It's a job that doesn't get nearly as much credit as it deserves ... welcome to Snowmaking

It’s a job that doesn’t get nearly as much credit as it deserves. Snowmaking is a tough business. It’s cold, it’s labor-intensive and oft-times can be dangerous. But every winter, Holiday Valley’s crew is out on the front lines, giving us the best snow they can. Dan Aldrich has made snow for over 20 years. The Ellicottville native’s roots are firmly entrenched in the resort’s snowmaking operations, and he’s seen the evolution of manmade and its impact on the overall vibe of the resort. “I’ve been around these guns a long time,” Aldrich told me. “But every year, we adapt and get better. The technology the resort has adopted over the past couple of seasons - namely, the HKD Automated systems - make our jobs easier and the quality of the snow superior.” A typical day for Aldrich starts around 11:15pm, when he arrives at the resort and sits down with the previous shift’s supervisor. They talk for 20-30 minutes, going over where they’re at with water levels, the moves for the night and what needs to be priority. “Every night is different,” he said. “One night we might want to focus our efforts on a particular section of the resort. My guys and I have a brief on staying safe and what we’re going to do, then we get suited up and head out. The shift change can take anywhere from 60-90 minutes, so once we’re out, we’re hustling.” Each gun needs to be checked at shift change, so the crew will disperse on snowmobiles to their assigned sections. While they’re doing that, Aldrich is cruising around the resort adding guns and checking water flow. The primary goal? To make sure all the water is online for maximum efficiency. “What we’re doing is adding and maintaining what the crew before us has done,” he said. “When the crew is out checking on the guns, I’ll go around to each pump house and make sure our snow max is mixed properly. Basically, getting the right snow mixed and made where it’s needed most.” Over the past couple of seasons, the resort has bought and replaced its current Ratnik snowmaking guns with HKD Automated towers and guns. HKD, the Massachusetts-based manufacturer and supplier of energy-efficient snowmaking technology, allow the crew to make the best possible snow at the best possible times. “Man, what a game changer these HKD guns are,” Aldrich said. “The overall efficiency in getting the water out on the hill is better 10-fold.

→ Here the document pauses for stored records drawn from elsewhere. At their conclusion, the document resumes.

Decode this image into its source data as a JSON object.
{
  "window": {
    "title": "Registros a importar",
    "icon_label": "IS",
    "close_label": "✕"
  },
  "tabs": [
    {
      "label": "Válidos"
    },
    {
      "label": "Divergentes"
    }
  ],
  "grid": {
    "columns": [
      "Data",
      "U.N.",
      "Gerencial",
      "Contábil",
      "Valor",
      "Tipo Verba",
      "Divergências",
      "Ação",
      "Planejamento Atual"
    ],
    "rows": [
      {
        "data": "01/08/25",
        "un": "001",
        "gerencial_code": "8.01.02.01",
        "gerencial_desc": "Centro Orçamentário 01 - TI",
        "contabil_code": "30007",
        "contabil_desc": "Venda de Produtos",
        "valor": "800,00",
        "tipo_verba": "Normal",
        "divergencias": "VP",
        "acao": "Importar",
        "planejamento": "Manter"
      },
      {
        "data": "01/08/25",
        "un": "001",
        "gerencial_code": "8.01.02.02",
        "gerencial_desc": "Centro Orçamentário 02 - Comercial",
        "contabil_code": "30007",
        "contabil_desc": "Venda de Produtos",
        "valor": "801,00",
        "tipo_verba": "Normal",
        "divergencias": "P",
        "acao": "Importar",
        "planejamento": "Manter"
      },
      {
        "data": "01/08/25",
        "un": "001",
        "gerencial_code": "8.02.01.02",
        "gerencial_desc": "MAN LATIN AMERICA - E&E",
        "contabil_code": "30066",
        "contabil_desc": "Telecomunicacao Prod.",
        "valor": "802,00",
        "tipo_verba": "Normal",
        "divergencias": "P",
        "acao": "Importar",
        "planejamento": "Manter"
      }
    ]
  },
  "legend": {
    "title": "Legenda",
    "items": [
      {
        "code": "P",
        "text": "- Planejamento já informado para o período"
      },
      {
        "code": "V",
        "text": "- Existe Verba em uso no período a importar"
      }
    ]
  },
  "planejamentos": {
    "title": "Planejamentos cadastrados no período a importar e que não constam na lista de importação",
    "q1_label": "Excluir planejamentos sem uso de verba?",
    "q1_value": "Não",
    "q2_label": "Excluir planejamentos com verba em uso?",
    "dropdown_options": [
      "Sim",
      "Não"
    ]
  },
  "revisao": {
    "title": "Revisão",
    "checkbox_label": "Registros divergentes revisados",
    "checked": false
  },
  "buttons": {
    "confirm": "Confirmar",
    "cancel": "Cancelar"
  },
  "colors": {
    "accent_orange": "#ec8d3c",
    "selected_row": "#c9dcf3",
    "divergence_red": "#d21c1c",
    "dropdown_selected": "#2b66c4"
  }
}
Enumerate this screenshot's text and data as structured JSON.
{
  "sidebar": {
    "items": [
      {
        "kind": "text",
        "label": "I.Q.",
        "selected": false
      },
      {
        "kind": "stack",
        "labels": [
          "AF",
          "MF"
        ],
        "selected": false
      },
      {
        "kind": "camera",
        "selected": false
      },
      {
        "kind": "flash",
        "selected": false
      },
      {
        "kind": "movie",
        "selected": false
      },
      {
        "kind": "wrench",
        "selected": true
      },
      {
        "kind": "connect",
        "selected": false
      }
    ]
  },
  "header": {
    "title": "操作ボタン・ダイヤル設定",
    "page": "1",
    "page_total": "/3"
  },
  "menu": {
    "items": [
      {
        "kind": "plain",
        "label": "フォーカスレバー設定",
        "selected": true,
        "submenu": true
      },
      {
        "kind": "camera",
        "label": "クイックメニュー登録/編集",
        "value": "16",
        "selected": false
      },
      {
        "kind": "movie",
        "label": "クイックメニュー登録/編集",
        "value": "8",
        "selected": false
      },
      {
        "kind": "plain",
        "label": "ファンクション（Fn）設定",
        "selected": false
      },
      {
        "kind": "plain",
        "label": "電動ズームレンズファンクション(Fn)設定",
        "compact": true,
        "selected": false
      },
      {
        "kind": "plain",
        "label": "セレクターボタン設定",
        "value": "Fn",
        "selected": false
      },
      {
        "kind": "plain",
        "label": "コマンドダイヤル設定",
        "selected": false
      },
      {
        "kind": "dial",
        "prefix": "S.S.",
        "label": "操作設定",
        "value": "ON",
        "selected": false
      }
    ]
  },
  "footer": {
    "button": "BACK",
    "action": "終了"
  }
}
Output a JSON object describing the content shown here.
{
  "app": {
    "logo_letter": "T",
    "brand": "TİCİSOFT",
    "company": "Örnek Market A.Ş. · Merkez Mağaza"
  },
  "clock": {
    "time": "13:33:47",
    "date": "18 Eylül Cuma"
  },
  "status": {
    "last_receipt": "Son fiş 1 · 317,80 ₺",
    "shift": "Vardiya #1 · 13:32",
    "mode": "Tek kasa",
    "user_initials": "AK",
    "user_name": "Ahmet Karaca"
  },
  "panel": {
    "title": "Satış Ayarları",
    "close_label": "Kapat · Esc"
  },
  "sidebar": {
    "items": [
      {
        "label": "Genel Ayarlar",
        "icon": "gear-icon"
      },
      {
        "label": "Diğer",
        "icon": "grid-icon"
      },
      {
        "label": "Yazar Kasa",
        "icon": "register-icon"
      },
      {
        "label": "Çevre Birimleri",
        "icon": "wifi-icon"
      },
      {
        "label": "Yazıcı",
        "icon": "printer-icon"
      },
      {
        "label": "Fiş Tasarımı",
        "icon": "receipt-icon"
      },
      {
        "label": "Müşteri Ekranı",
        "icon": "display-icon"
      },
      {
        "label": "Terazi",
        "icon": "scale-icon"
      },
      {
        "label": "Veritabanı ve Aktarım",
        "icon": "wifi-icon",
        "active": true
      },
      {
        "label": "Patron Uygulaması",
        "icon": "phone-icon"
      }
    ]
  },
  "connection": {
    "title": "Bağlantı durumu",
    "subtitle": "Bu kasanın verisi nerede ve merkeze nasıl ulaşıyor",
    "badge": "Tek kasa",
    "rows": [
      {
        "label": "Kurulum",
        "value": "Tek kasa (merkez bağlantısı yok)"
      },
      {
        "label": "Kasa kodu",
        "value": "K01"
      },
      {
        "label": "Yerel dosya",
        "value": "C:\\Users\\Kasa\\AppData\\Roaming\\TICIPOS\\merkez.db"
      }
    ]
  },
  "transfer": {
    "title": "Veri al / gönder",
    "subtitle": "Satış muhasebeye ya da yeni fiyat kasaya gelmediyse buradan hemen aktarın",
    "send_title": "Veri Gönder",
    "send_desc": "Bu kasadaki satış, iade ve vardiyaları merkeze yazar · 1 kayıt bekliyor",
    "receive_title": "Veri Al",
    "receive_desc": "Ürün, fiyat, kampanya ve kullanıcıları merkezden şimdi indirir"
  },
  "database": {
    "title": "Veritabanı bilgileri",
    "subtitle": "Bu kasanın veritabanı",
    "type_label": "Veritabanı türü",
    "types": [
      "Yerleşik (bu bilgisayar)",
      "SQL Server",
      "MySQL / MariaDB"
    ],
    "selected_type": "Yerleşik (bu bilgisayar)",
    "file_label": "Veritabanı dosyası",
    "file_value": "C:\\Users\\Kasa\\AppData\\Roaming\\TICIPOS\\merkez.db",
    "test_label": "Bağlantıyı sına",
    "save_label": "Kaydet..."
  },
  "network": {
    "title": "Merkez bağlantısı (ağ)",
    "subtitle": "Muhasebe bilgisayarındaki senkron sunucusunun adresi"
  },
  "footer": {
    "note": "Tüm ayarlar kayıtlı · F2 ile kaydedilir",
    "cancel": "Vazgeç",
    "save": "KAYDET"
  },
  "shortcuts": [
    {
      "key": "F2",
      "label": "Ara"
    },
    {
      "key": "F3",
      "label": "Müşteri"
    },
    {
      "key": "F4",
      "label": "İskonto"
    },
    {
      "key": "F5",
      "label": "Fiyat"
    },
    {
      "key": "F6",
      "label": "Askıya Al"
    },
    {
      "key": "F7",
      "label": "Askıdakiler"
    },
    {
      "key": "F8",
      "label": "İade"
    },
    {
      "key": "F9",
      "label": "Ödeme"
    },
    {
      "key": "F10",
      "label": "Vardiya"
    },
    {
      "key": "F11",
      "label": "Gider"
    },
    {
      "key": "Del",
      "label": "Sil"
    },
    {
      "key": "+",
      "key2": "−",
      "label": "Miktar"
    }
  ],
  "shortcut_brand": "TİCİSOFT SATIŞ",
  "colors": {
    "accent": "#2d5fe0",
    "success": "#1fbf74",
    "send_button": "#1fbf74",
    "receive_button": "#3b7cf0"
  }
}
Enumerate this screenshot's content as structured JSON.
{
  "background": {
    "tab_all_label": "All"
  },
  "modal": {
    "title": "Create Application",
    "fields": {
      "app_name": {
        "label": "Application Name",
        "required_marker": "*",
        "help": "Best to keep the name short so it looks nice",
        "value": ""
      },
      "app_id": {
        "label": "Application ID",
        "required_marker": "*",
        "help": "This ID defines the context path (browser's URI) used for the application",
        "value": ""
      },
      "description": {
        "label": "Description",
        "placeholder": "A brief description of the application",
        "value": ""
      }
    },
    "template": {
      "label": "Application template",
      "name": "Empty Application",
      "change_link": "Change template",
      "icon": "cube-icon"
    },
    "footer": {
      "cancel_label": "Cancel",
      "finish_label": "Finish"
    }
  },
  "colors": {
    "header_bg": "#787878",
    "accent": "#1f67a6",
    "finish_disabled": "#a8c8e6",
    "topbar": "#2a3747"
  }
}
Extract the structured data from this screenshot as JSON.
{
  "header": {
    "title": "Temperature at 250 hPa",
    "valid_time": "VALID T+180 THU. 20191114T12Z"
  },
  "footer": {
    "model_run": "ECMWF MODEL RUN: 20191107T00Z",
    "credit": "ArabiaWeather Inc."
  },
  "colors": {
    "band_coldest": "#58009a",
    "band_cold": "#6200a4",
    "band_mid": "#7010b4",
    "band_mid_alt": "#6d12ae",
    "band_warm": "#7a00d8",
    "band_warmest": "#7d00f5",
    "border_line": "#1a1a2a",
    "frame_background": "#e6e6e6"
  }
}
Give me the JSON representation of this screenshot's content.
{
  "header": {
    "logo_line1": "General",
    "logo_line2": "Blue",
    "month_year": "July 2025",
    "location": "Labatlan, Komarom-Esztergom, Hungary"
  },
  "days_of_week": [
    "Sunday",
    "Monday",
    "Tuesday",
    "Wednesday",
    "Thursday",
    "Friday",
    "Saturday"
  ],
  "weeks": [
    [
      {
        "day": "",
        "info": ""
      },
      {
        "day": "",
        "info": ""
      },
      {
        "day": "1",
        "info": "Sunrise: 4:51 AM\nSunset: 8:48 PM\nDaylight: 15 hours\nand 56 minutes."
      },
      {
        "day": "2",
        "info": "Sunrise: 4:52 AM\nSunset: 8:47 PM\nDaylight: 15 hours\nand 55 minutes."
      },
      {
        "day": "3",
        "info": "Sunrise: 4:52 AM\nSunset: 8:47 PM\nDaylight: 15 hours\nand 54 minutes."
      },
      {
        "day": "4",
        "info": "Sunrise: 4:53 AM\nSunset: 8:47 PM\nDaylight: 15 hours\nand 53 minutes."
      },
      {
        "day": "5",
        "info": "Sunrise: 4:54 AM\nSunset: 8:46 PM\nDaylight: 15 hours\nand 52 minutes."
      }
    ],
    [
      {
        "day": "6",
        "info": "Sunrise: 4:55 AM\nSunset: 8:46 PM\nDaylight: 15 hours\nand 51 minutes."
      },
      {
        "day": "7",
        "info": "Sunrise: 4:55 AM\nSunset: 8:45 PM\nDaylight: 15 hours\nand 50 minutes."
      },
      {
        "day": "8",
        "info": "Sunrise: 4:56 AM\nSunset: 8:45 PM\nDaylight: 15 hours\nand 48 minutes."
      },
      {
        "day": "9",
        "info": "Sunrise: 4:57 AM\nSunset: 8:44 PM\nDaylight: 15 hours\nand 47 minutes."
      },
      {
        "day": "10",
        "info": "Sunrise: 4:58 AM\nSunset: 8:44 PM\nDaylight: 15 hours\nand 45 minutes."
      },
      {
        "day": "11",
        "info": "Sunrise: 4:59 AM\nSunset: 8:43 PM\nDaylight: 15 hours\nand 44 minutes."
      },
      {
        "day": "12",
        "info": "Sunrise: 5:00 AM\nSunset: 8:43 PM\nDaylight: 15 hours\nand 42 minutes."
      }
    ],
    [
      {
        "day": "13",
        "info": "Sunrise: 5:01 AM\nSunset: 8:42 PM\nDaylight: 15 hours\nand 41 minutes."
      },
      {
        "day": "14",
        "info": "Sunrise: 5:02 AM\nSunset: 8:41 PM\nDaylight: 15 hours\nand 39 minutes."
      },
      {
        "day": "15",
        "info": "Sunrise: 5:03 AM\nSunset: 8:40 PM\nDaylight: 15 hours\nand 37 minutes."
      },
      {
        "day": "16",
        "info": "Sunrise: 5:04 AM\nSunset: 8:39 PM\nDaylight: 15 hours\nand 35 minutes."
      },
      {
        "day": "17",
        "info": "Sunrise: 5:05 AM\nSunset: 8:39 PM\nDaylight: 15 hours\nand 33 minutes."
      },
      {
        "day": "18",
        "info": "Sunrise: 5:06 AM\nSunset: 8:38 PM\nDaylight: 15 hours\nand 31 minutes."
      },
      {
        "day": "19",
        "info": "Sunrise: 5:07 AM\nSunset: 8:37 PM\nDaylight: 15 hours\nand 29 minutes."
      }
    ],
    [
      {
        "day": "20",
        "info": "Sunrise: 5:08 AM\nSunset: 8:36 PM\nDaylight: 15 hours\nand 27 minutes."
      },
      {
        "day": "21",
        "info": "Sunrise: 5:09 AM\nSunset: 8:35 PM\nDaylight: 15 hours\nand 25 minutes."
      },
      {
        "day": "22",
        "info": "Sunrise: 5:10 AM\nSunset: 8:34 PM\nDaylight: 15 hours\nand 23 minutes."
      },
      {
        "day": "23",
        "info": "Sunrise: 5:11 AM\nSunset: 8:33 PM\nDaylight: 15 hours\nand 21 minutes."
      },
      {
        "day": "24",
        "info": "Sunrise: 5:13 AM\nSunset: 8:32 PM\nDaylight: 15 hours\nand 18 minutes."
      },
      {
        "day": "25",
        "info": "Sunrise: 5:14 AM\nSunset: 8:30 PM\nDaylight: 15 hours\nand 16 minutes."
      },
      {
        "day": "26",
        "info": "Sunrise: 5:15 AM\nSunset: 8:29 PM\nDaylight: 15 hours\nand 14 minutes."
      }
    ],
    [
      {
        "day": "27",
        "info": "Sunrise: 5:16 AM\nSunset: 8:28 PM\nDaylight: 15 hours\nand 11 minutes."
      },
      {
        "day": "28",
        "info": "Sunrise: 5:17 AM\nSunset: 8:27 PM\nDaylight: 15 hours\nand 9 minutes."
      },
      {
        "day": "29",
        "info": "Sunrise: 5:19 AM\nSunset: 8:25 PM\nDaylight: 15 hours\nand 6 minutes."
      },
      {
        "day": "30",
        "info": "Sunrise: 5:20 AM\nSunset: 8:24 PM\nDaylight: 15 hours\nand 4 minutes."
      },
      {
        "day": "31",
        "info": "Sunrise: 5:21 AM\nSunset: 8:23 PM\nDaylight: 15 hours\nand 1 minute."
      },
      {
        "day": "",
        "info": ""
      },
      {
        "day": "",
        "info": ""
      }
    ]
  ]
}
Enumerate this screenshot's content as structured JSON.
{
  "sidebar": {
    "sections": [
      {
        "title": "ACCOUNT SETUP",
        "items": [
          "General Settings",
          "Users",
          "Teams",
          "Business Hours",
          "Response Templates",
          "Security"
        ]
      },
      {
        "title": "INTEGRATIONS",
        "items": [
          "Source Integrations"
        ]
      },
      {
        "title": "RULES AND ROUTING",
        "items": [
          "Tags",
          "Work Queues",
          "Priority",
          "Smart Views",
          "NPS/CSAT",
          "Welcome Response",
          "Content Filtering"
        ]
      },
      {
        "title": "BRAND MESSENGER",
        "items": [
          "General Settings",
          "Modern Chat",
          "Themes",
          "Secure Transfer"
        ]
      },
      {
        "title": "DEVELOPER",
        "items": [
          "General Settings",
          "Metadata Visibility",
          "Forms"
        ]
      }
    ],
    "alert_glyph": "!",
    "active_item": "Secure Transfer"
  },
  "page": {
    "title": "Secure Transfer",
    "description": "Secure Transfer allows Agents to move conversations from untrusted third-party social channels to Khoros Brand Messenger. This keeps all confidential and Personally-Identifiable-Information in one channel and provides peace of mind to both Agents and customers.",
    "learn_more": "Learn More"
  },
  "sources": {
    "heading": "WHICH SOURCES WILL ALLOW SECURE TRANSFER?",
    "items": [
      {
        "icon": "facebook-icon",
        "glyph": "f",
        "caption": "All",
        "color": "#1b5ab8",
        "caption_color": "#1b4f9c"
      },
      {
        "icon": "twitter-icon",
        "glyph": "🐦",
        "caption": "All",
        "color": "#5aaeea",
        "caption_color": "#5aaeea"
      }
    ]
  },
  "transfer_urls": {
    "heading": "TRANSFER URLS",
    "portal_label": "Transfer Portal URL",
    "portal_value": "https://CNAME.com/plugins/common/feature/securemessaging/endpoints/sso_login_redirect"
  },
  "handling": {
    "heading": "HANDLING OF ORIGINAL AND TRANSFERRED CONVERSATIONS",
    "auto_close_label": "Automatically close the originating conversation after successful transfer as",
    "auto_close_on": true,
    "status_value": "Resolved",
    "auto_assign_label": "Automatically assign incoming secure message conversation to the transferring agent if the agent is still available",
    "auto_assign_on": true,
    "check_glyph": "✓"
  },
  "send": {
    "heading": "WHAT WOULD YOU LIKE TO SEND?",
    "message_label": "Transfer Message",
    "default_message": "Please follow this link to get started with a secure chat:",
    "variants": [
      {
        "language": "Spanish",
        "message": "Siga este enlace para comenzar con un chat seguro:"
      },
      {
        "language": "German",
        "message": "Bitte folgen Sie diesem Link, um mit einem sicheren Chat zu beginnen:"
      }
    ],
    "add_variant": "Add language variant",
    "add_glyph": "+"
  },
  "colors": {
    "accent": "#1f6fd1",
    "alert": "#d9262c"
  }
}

It’s more visual, less hands-on and gets over the hill more quickly. Back in the day, we’d have to worry about dragging a gun to a specific spot, dragging a hose out and dealing with it that way. Now, we can turn the guns on with the tap of the smartphone and use our manpower much more efficiently.” The addition of more automated HKD guns every year - 237 out of 611 total guns at HV are HKD automated - makes the overall experience for the skier and rider much more enjoyable. The technology is geared towards keeping the snowmaking away from the guest, so they’re not encountering those pesky wet piles or snow sticking to their goggles. Aldrich told me that in years past, the limited snowmaking capability would be focused on the Yodeler-Mardi Gras-Candy Cane loop, which is perennially the first run(s) open at the resort. However, automated snowmaking allows the crew to distribute the snow much more evenly across the entire resort. “Before, when we had marginal temperatures, we could maybe run 20 guns,” he said. “Now, we can run 100-120 and focus on east, west, and the variety that the resort is so famous for. It’s the same amount of water, but the guns are strategically placed to get key runs open. When that happens, we’ve got a happy crew. But most importantly, we’ve got happy guests.” I asked Aldrich about the camaraderie of the snowmakers. He told me it’s not like working with other people - it’s like working with family. “We all have each other’s backs,” Aldrich said. “Pretty much everyone comes back, year after year. We all love making snow and putting the product out that everybody loves, and that’s our common bond. Everyone knows what to expect out of each other, and I can’t say enough about that family feeling. We’re here to do a job, but it doesn’t feel like we’re working. We just want to provide the best possible snow for people to ride and ski on. And don’t worry - we test out our own product plenty.”